## [Problem to work on]
Every record should be written out again in full, with no character altered.
++++++++++
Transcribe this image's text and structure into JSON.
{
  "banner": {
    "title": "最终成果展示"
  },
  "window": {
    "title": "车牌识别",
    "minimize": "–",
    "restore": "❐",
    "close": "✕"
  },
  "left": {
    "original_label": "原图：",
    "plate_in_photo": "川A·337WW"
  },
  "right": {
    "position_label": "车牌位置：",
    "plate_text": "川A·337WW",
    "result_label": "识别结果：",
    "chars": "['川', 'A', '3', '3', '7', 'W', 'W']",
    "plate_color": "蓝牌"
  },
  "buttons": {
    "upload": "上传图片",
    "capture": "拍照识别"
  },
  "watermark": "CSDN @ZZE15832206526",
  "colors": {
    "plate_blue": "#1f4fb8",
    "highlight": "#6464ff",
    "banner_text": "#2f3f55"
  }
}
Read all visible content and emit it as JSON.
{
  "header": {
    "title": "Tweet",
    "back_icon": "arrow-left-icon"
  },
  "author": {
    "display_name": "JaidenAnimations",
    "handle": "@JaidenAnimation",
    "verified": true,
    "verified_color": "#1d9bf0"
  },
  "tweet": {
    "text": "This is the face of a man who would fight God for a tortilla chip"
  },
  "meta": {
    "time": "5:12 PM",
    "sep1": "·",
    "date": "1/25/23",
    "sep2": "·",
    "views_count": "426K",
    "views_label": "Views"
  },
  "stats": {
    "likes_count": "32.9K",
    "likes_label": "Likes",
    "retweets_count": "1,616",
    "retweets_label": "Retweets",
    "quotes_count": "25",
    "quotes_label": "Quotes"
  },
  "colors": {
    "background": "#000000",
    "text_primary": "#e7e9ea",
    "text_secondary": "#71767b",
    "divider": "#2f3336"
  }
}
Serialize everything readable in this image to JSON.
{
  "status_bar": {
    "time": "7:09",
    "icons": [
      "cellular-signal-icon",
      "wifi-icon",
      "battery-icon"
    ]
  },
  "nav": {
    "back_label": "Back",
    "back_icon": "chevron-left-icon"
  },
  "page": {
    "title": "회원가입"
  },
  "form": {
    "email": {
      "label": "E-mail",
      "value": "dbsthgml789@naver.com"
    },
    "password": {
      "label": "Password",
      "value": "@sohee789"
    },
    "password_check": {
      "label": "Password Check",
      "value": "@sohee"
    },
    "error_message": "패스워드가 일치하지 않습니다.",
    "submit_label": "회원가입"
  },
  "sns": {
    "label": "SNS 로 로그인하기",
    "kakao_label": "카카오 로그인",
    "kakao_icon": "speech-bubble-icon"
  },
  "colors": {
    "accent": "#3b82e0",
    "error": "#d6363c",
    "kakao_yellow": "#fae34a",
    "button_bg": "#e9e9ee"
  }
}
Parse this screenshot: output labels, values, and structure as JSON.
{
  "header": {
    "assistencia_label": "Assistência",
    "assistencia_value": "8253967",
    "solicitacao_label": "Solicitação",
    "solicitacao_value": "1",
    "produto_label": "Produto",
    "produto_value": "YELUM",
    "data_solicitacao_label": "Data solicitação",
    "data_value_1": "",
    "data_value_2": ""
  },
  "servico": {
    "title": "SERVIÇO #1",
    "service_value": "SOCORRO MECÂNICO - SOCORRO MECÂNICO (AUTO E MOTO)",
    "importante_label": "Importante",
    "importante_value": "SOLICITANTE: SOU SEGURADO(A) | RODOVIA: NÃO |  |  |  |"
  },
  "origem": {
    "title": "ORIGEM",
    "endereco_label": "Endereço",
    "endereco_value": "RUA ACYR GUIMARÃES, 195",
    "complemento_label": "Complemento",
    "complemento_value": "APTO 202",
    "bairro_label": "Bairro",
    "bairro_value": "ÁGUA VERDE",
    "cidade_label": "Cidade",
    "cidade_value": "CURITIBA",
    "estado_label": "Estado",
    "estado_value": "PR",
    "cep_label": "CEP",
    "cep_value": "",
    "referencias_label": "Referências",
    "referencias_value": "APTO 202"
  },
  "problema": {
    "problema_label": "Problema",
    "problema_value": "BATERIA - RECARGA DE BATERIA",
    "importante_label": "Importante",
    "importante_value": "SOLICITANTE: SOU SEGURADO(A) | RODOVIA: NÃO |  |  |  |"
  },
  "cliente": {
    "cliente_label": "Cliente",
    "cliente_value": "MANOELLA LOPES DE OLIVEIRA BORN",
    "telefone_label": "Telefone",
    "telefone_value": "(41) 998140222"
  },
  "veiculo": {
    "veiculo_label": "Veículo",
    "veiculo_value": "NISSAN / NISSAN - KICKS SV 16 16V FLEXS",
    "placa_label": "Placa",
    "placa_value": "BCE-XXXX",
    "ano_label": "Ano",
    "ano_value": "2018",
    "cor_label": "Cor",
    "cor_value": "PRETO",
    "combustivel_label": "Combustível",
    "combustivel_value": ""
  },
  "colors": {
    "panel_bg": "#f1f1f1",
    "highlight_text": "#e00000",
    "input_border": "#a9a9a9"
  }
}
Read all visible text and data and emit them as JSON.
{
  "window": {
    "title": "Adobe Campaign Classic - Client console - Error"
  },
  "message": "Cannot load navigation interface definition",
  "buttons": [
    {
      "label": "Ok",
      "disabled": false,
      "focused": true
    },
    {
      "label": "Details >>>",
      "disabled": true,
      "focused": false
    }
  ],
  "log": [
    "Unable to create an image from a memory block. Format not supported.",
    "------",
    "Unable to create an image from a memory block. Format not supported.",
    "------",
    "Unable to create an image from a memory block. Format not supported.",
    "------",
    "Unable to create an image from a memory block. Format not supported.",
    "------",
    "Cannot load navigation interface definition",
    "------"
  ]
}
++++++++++
## [Reply]
Transcribe this image's text and structure into JSON.
{
  "banner": {
    "title": "最终成果展示"
  },
  "window": {
    "title": "车牌识别",
    "minimize": "–",
    "restore": "❐",
    "close": "✕"
  },
  "left": {
    "original_label": "原图：",
    "plate_in_photo": "川A·337WW"
  },
  "right": {
    "position_label": "车牌位置：",
    "plate_text": "川A·337WW",
    "result_label": "识别结果：",
    "chars": "['川', 'A', '3', '3', '7', 'W', 'W']",
    "plate_color": "蓝牌"
  },
  "buttons": {
    "upload": "上传图片",
    "capture": "拍照识别"
  },
  "watermark": "CSDN @ZZE15832206526",
  "colors": {
    "plate_blue": "#1f4fb8",
    "highlight": "#6464ff",
    "banner_text": "#2f3f55"
  }
}
Read all visible content and emit it as JSON.
{
  "header": {
    "title": "Tweet",
    "back_icon": "arrow-left-icon"
  },
  "author": {
    "display_name": "JaidenAnimations",
    "handle": "@JaidenAnimation",
    "verified": true,
    "verified_color": "#1d9bf0"
  },
  "tweet": {
    "text": "This is the face of a man who would fight God for a tortilla chip"
  },
  "meta": {
    "time": "5:12 PM",
    "sep1": "·",
    "date": "1/25/23",
    "sep2": "·",
    "views_count": "426K",
    "views_label": "Views"
  },
  "stats": {
    "likes_count": "32.9K",
    "likes_label": "Likes",
    "retweets_count": "1,616",
    "retweets_label": "Retweets",
    "quotes_count": "25",
    "quotes_label": "Quotes"
  },
  "colors": {
    "background": "#000000",
    "text_primary": "#e7e9ea",
    "text_secondary": "#71767b",
    "divider": "#2f3336"
  }
}
Serialize everything readable in this image to JSON.
{
  "status_bar": {
    "time": "7:09",
    "icons": [
      "cellular-signal-icon",
      "wifi-icon",
      "battery-icon"
    ]
  },
  "nav": {
    "back_label": "Back",
    "back_icon": "chevron-left-icon"
  },
  "page": {
    "title": "회원가입"
  },
  "form": {
    "email": {
      "label": "E-mail",
      "value": "dbsthgml789@naver.com"
    },
    "password": {
      "label": "Password",
      "value": "@sohee789"
    },
    "password_check": {
      "label": "Password Check",
      "value": "@sohee"
    },
    "error_message": "패스워드가 일치하지 않습니다.",
    "submit_label": "회원가입"
  },
  "sns": {
    "label": "SNS 로 로그인하기",
    "kakao_label": "카카오 로그인",
    "kakao_icon": "speech-bubble-icon"
  },
  "colors": {
    "accent": "#3b82e0",
    "error": "#d6363c",
    "kakao_yellow": "#fae34a",
    "button_bg": "#e9e9ee"
  }
}
Parse this screenshot: output labels, values, and structure as JSON.
{
  "header": {
    "assistencia_label": "Assistência",
    "assistencia_value": "8253967",
    "solicitacao_label": "Solicitação",
    "solicitacao_value": "1",
    "produto_label": "Produto",
    "produto_value": "YELUM",
    "data_solicitacao_label": "Data solicitação",
    "data_value_1": "",
    "data_value_2": ""
  },
  "servico": {
    "title": "SERVIÇO #1",
    "service_value": "SOCORRO MECÂNICO - SOCORRO MECÂNICO (AUTO E MOTO)",
    "importante_label": "Importante",
    "importante_value": "SOLICITANTE: SOU SEGURADO(A) | RODOVIA: NÃO |  |  |  |"
  },
  "origem": {
    "title": "ORIGEM",
    "endereco_label": "Endereço",
    "endereco_value": "RUA ACYR GUIMARÃES, 195",
    "complemento_label": "Complemento",
    "complemento_value": "APTO 202",
    "bairro_label": "Bairro",
    "bairro_value": "ÁGUA VERDE",
    "cidade_label": "Cidade",
    "cidade_value": "CURITIBA",
    "estado_label": "Estado",
    "estado_value": "PR",
    "cep_label": "CEP",
    "cep_value": "",
    "referencias_label": "Referências",
    "referencias_value": "APTO 202"
  },
  "problema": {
    "problema_label": "Problema",
    "problema_value": "BATERIA - RECARGA DE BATERIA",
    "importante_label": "Importante",
    "importante_value": "SOLICITANTE: SOU SEGURADO(A) | RODOVIA: NÃO |  |  |  |"
  },
  "cliente": {
    "cliente_label": "Cliente",
    "cliente_value": "MANOELLA LOPES DE OLIVEIRA BORN",
    "telefone_label": "Telefone",
    "telefone_value": "(41) 998140222"
  },
  "veiculo": {
    "veiculo_label": "Veículo",
    "veiculo_value": "NISSAN / NISSAN - KICKS SV 16 16V FLEXS",
    "placa_label": "Placa",
    "placa_value": "BCE-XXXX",
    "ano_label": "Ano",
    "ano_value": "2018",
    "cor_label": "Cor",
    "cor_value": "PRETO",
    "combustivel_label": "Combustível",
    "combustivel_value": ""
  },
  "colors": {
    "panel_bg": "#f1f1f1",
    "highlight_text": "#e00000",
    "input_border": "#a9a9a9"
  }
}
Read all visible text and data and emit them as JSON.
{
  "window": {
    "title": "Adobe Campaign Classic - Client console - Error"
  },
  "message": "Cannot load navigation interface definition",
  "buttons": [
    {
      "label": "Ok",
      "disabled": false,
      "focused": true
    },
    {
      "label": "Details >>>",
      "disabled": true,
      "focused": false
    }
  ],
  "log": [
    "Unable to create an image from a memory block. Format not supported.",
    "------",
    "Unable to create an image from a memory block. Format not supported.",
    "------",
    "Unable to create an image from a memory block. Format not supported.",
    "------",
    "Unable to create an image from a memory block. Format not supported.",
    "------",
    "Cannot load navigation interface definition",
    "------"
  ]
}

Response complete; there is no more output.